img_4884

We will be able to link both the coding we have done and the prototype together in the next week. This will bring us towards the closing stage of our project. We also are thinking of wiring in a speaker so sound can be played when the photocell is covered also. We are considering how to code this in and how we could include it within our prototype.

Samuel Doubleday, Rob Harvey

Week 3 – Arduino Project

This week Rob and I have been prototyping the two different movements we may use in our Arduino project. We have also done research into sensors and how they can work within Arduino.

file_002

The first movement we have prototyped is the tail of the peacock. We have explored the way it fans out and have prototyped this using origami. The reason we have done this was so we could visualise the movement further. We have also now started to research into ways we could place this into a product.

file_000

The other movement we have research is the opening of an oyster in response to heat. Again, we have made an origami model just like an oyster with a mouth which opens. This is a more basic movement and would be easier to make into a product but may be too basic for our project. Therefore, we haven’t decided on a final movement yet.

 

Samuel Doubleday – 15021736

Rob Harvey – 15008666

 

Week 2 Arduino Project

This week Rob and I looked further into the design of the oyster shell and the peacock feather. We are still leaving the possibilities of two different movements in place, we are looking to narrow it down to one in the next week.

img_4842

We have two ideas for an oyster shell. The first design is for a jewellery box. The jewellery box will open when heat is detected near a sensor. This is a very good possibility of a product and reflects the movement of the oyster very well. The other design for the oyster, is a fan which when a sensor detects heat it opens out and begins to rotate the fan

jewellery-box-large_02

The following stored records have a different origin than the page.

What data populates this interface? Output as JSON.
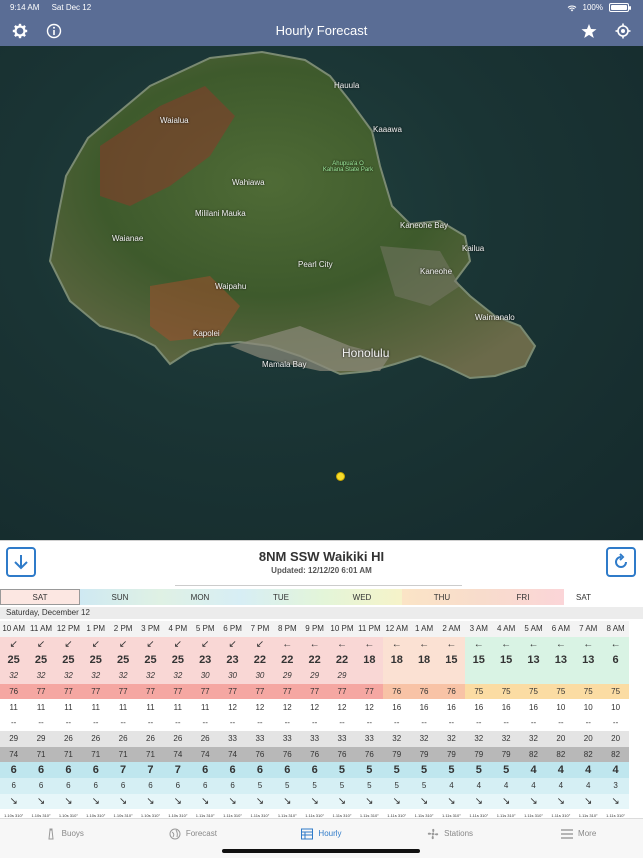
{
  "status_bar": {
    "time": "9:14 AM",
    "date": "Sat Dec 12",
    "battery": "100%"
  },
  "nav": {
    "title": "Hourly Forecast"
  },
  "map": {
    "labels": [
      {
        "text": "Hauula",
        "cls": ""
      },
      {
        "text": "Waialua",
        "cls": ""
      },
      {
        "text": "Kaaawa",
        "cls": ""
      },
      {
        "text": "Ahupua'a O Kahana State Park",
        "cls": "park"
      },
      {
        "text": "Wahiawa",
        "cls": ""
      },
      {
        "text": "Mililani Mauka",
        "cls": ""
      },
      {
        "text": "Kaneohe Bay",
        "cls": ""
      },
      {
        "text": "Waianae",
        "cls": ""
      },
      {
        "text": "Kailua",
        "cls": ""
      },
      {
        "text": "Pearl City",
        "cls": ""
      },
      {
        "text": "Kaneohe",
        "cls": ""
      },
      {
        "text": "Waipahu",
        "cls": ""
      },
      {
        "text": "Waimanalo",
        "cls": ""
      },
      {
        "text": "Kapolei",
        "cls": ""
      },
      {
        "text": "Honolulu",
        "cls": "big"
      },
      {
        "text": "Mamala Bay",
        "cls": ""
      }
    ],
    "highways": [
      "H2",
      "H3",
      "H1",
      "H201"
    ]
  },
  "station": {
    "name": "8NM SSW Waikiki HI",
    "updated": "Updated: 12/12/20 6:01 AM"
  },
  "days": [
    "SAT",
    "SUN",
    "MON",
    "TUE",
    "WED",
    "THU",
    "FRI",
    "SAT"
  ],
  "date_label": "Saturday, December 12",
  "table": {
    "hours": [
      "10 AM",
      "11 AM",
      "12 PM",
      "1 PM",
      "2 PM",
      "3 PM",
      "4 PM",
      "5 PM",
      "6 PM",
      "7 PM",
      "8 PM",
      "9 PM",
      "10 PM",
      "11 PM",
      "12 AM",
      "1 AM",
      "2 AM",
      "3 AM",
      "4 AM",
      "5 AM",
      "6 AM",
      "7 AM",
      "8 AM"
    ],
    "wind_dir": [
      "↙",
      "↙",
      "↙",
      "↙",
      "↙",
      "↙",
      "↙",
      "↙",
      "↙",
      "↙",
      "←",
      "←",
      "←",
      "←",
      "←",
      "←",
      "←",
      "←",
      "←",
      "←",
      "←",
      "←",
      "←"
    ],
    "wind_speed": [
      "25",
      "25",
      "25",
      "25",
      "25",
      "25",
      "25",
      "23",
      "23",
      "22",
      "22",
      "22",
      "22",
      "18",
      "18",
      "18",
      "15",
      "15",
      "15",
      "13",
      "13",
      "13",
      "6"
    ],
    "wind_gust": [
      "32",
      "32",
      "32",
      "32",
      "32",
      "32",
      "32",
      "30",
      "30",
      "30",
      "29",
      "29",
      "29",
      "",
      "",
      "",
      "",
      "",
      "",
      "",
      "",
      "",
      ""
    ],
    "air_temp": [
      "76",
      "77",
      "77",
      "77",
      "77",
      "77",
      "77",
      "77",
      "77",
      "77",
      "77",
      "77",
      "77",
      "77",
      "76",
      "76",
      "76",
      "75",
      "75",
      "75",
      "75",
      "75",
      "75"
    ],
    "row5": [
      "11",
      "11",
      "11",
      "11",
      "11",
      "11",
      "11",
      "11",
      "12",
      "12",
      "12",
      "12",
      "12",
      "12",
      "16",
      "16",
      "16",
      "16",
      "16",
      "16",
      "10",
      "10",
      "10"
    ],
    "row6": [
      "--",
      "--",
      "--",
      "--",
      "--",
      "--",
      "--",
      "--",
      "--",
      "--",
      "--",
      "--",
      "--",
      "--",
      "--",
      "--",
      "--",
      "--",
      "--",
      "--",
      "--",
      "--",
      "--"
    ],
    "row7": [
      "29",
      "29",
      "26",
      "26",
      "26",
      "26",
      "26",
      "26",
      "33",
      "33",
      "33",
      "33",
      "33",
      "33",
      "32",
      "32",
      "32",
      "32",
      "32",
      "32",
      "20",
      "20",
      "20"
    ],
    "row8": [
      "74",
      "71",
      "71",
      "71",
      "71",
      "71",
      "74",
      "74",
      "74",
      "76",
      "76",
      "76",
      "76",
      "76",
      "79",
      "79",
      "79",
      "79",
      "79",
      "82",
      "82",
      "82",
      "82"
    ],
    "wave_height": [
      "6",
      "6",
      "6",
      "6",
      "7",
      "7",
      "7",
      "6",
      "6",
      "6",
      "6",
      "6",
      "5",
      "5",
      "5",
      "5",
      "5",
      "5",
      "5",
      "4",
      "4",
      "4",
      "4"
    ],
    "wave_period": [
      "6",
      "6",
      "6",
      "6",
      "6",
      "6",
      "6",
      "6",
      "6",
      "5",
      "5",
      "5",
      "5",
      "5",
      "5",
      "5",
      "4",
      "4",
      "4",
      "4",
      "4",
      "4",
      "3"
    ],
    "swell_dir": [
      "↘",
      "↘",
      "↘",
      "↘",
      "↘",
      "↘",
      "↘",
      "↘",
      "↘",
      "↘",
      "↘",
      "↘",
      "↘",
      "↘",
      "↘",
      "↘",
      "↘",
      "↘",
      "↘",
      "↘",
      "↘",
      "↘",
      "↘"
    ],
    "swell_a": [
      "1.10s 310°",
      "1.10s 310°",
      "1.10s 310°",
      "1.10s 310°",
      "1.10s 310°",
      "1.10s 310°",
      "1.10s 310°",
      "1.11s 310°",
      "1.11s 310°",
      "1.11s 310°",
      "1.11s 310°",
      "1.11s 310°",
      "1.11s 310°",
      "1.11s 310°",
      "1.11s 310°",
      "1.11s 310°",
      "1.11s 310°",
      "1.11s 310°",
      "1.11s 310°",
      "1.11s 310°",
      "1.11s 310°",
      "1.11s 310°",
      "1.11s 310°"
    ],
    "swell_b": [
      "1.14s 220°",
      "1.14s 220°",
      "1.14s 220°",
      "1.14s 220°",
      "1.14s 220°",
      "1.14s 220°",
      "1.14s 220°",
      "1.14s 220°",
      "1.14s 220°",
      "1.14s 220°",
      "1.14s 220°",
      "1.14s 220°",
      "1.14s 220°",
      "1.14s 220°",
      "1.14s 220°",
      "1.14s 220°",
      "1.14s 220°",
      "1.14s 220°",
      "1.14s 220°",
      "1.14s 220°",
      "1.13s 220°",
      "1.13s 220°",
      "1.13s 220°"
    ]
  },
  "tabs": [
    "Buoys",
    "Forecast",
    "Hourly",
    "Stations",
    "More"
  ],
  "colors": {
    "nav": "#5a6d95",
    "accent": "#2f7bc9",
    "buoy": "#f7dc2a"
  }
}
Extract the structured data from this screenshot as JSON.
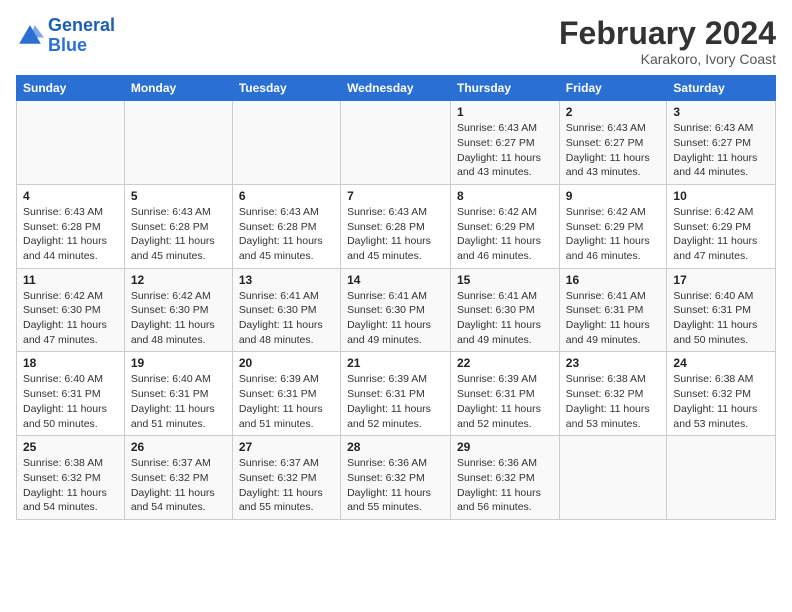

The one design we have for the peacock feather is a spice rack. When the sensor detects movement the spice rack will rotate the arms round to form a fan shape just like the tail of a peacock.img_4843

Samuel Doubleday – 15021736, Rob Harvey – 15008666